I am a psychotherapist, art therapist and couples therapist who approaches therapy with an understanding that getting inspired by an idea or material can open the possibility for creativity, growth and change. I have seen how trauma, grief, life experiences and personalities are pathologized and categorized, which can tarnish the ability to see patients holistically, as individuals rather than a series of symptoms or diagnostic criteria. While I am an expert in psychotherapy and couples therapy, I believe my patients are experts in their own right. By building strong, compassionate trust, my patients and I work together to learn what is important to them, and what tools might be most effective in creating the kind of life they want.
After undergraduate study at Washington University and working as a teacher, I completed a Master’s degree in Art Therapy at Pratt Institute, where I continue to be involved through both teaching and supervision. Before joining Tribeca Therapy, I worked in schools and medical settings where I treated individuals, parents, families, children and teens dealing with complex medical conditions, including people with pediatric and adult cancers, non-compliant teens with chronic conditions, and parents with preterm babies and children with developmental challenges. I also provided bereavement counseling for families and helped families facing significant medical challenges and loss.
I am trained in object relations, which suggests that how we’re treated by parents becomes an expectation of how others treat us, and attachment theory, which emphasizes how our earliest interactions with parents impacts how children (and later, adults) relate in the world and impacts how couples develop in relationships. These early experiences inform our present, leading us to similar relationships, friendships and situations. I also bring in my training with Cognitive Behavioral Therapy, motivational interviewing and positive psychology. Rather than applying these in an “off-the-shelf” manner, I understand these, as with any therapeutic techniques, as tools I can use with specific consideration for each patient’s unique needs.

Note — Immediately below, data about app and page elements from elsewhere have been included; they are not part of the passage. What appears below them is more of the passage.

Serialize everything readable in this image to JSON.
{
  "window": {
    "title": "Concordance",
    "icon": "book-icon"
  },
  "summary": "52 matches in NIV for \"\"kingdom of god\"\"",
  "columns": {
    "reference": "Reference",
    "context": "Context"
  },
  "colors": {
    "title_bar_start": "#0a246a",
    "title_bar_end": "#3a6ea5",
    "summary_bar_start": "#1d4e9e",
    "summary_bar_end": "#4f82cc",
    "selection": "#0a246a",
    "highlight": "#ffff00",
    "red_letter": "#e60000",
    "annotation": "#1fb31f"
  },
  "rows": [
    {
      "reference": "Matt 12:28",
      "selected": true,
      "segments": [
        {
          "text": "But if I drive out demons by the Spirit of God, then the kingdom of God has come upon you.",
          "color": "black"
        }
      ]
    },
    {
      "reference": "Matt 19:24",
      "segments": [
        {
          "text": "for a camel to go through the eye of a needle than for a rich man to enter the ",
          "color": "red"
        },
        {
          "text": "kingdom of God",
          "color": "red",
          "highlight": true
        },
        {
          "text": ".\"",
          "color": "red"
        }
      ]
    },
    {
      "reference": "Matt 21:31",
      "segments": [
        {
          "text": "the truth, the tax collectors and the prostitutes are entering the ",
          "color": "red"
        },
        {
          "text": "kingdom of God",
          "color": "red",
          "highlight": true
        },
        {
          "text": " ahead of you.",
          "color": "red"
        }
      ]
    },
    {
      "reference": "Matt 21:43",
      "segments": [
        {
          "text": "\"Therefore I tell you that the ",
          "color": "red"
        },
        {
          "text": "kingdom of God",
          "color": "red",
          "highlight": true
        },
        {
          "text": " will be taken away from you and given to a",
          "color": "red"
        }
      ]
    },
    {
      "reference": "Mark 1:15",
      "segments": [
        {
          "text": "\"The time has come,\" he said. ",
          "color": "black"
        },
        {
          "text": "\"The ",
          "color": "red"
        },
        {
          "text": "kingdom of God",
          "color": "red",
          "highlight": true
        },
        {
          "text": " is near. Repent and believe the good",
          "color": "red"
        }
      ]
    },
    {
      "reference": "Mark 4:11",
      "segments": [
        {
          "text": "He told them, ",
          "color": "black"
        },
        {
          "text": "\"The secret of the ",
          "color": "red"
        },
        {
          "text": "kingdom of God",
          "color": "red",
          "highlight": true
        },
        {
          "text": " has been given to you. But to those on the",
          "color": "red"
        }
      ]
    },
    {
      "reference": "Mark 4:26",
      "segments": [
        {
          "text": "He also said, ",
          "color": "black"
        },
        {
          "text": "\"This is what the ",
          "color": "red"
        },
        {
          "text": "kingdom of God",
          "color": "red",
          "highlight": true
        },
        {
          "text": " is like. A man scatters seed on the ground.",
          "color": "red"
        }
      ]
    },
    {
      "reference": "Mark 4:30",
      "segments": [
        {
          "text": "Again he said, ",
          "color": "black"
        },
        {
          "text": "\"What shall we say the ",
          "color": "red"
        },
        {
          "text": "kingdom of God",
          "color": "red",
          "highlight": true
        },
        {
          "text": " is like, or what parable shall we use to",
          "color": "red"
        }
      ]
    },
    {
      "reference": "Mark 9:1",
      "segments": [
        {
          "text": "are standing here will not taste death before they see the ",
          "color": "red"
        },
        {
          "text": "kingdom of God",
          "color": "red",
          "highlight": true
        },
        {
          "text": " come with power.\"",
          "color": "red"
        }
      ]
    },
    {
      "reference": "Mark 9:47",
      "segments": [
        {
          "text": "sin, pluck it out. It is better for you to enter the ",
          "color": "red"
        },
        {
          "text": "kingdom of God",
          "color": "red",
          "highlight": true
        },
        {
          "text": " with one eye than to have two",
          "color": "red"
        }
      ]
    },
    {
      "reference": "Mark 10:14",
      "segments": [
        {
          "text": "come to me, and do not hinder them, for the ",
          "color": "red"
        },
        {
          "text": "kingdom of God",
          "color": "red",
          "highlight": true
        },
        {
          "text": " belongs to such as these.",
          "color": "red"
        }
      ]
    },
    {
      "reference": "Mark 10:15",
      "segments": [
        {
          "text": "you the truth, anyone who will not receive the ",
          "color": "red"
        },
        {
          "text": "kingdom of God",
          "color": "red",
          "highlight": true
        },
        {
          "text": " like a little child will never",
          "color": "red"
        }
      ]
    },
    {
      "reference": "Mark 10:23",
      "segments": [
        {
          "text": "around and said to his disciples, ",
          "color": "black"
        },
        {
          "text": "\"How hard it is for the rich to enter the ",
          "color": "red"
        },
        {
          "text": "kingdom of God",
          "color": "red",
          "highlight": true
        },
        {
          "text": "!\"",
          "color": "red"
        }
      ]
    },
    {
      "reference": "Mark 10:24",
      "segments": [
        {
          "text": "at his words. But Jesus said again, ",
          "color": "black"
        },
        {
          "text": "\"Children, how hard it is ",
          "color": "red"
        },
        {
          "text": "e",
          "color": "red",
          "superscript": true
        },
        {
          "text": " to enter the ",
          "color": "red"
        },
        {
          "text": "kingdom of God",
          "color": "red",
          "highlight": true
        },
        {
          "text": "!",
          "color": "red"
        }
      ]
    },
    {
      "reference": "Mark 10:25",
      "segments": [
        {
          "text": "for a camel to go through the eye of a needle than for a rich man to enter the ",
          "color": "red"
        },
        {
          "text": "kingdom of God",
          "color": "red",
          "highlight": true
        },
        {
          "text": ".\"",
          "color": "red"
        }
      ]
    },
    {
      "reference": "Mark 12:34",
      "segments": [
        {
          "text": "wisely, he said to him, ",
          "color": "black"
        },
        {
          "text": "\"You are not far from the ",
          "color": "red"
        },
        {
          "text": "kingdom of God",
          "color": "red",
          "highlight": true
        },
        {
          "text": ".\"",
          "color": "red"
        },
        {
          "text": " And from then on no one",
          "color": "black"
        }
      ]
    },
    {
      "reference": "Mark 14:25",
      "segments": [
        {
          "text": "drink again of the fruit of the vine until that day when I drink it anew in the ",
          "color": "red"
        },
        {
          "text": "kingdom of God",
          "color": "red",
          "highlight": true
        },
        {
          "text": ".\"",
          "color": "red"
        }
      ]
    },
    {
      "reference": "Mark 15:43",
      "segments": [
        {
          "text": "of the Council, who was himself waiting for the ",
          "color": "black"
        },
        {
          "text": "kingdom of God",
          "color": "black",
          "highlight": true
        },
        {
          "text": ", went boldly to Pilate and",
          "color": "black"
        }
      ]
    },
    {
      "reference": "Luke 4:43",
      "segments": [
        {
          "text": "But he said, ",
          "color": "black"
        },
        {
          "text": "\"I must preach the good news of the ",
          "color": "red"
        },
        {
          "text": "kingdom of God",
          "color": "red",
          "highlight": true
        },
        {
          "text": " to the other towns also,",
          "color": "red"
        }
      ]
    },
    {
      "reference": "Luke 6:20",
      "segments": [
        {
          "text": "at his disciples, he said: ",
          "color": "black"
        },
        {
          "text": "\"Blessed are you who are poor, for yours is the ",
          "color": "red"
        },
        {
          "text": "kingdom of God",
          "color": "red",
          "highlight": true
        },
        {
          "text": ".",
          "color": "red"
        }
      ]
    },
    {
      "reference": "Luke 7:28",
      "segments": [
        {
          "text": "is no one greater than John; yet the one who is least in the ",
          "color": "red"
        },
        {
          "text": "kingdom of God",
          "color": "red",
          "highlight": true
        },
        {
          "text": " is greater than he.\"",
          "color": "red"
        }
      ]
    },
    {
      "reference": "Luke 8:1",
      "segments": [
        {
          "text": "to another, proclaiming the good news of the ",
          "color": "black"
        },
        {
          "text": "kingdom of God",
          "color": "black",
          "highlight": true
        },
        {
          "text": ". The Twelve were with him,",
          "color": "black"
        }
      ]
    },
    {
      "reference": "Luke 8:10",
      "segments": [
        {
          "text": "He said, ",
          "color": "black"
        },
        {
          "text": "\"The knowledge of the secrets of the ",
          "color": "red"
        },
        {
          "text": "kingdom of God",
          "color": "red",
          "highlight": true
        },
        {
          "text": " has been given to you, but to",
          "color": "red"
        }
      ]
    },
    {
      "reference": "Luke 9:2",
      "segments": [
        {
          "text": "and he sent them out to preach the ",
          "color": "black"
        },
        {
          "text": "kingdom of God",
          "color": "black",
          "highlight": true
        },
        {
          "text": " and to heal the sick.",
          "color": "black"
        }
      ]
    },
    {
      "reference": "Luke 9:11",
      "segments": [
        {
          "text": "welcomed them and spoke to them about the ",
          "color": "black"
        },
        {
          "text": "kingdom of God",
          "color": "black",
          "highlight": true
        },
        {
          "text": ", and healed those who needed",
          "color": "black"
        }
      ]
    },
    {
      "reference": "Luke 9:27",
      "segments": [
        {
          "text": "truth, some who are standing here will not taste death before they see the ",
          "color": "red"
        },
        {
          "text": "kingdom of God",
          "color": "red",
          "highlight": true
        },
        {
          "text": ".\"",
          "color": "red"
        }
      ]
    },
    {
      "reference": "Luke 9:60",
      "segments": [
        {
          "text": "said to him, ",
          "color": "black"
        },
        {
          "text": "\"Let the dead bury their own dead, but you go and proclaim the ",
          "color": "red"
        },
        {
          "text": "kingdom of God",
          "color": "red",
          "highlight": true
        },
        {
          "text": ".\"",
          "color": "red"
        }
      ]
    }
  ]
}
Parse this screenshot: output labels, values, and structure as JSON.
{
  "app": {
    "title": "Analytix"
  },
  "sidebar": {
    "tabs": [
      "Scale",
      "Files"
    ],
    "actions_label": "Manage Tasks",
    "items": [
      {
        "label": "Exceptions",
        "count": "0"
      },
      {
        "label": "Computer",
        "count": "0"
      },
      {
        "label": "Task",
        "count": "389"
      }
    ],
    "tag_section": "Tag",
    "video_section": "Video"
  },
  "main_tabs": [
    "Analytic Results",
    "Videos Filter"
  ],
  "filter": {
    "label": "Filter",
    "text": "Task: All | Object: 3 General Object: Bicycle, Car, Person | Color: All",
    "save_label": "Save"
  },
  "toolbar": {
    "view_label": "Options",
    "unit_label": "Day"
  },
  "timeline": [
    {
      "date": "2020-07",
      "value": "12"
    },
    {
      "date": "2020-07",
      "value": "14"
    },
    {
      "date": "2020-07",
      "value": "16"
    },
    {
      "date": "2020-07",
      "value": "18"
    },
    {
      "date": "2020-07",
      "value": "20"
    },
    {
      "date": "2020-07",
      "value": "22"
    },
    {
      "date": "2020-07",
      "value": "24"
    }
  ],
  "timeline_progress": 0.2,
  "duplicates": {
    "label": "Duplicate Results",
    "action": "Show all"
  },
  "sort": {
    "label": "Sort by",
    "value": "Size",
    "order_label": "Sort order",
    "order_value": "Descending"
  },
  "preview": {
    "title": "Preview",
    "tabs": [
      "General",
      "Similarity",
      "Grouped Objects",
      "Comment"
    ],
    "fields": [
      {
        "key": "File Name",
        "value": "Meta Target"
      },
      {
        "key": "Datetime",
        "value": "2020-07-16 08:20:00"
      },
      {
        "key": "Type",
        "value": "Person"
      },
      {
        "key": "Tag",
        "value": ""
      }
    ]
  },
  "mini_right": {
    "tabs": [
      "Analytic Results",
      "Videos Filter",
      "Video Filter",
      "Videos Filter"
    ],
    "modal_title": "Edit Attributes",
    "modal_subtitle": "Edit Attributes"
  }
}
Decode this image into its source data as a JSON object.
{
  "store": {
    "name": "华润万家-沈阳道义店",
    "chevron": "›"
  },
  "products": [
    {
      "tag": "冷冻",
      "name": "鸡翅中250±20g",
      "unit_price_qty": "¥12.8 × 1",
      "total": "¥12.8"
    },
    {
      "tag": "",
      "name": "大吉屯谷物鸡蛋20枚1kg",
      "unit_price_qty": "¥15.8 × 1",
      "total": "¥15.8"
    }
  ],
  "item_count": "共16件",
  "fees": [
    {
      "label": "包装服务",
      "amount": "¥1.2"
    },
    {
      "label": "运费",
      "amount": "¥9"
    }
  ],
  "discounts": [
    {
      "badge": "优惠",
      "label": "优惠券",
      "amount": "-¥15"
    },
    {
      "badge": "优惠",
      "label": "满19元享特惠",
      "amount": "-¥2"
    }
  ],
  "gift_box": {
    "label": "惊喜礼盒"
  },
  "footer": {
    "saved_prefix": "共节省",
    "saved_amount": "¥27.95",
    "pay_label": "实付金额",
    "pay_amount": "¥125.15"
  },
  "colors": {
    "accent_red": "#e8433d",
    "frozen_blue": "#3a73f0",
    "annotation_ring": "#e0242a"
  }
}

Art making is another powerful way to draw out engagement and can easily go hand-in-hand with talk therapy. Many adults, especially, find art making intimidating. As a potter, I experienced this myself since when I began working with clay, I felt I had no aptitude with it. Eventually, as I kept working, something clicked and it has been my chosen medium ever since. I bring this attitude into my approach to therapy, knowing that trying something new, whether a new material or art itself, can be a chance to gain new perspective and insight.
Through my career, I have had the opportunity to help patients from diverse cultural backgrounds. I take to heart that our identities, including race, gender, sexuality, ethnicity, class, and power, affect our relationships, careers, everyday experiences and therefore, our emotional well-being. What we look like, where we’re from, our culture, gender expression, and sexual identity affect how we’re treated in smaller interactions with individuals and in bigger ways in school, work and healthcare. Messages from our families, communities and politicians about these parts of who we are can shape and limit how we see ourselves and the possibilities available to us. I am thrilled to be part of a community of therapists at Tribeca Therapy who are committed to continued growth and development, as well as conscious of the impact culture plays on our personal lives.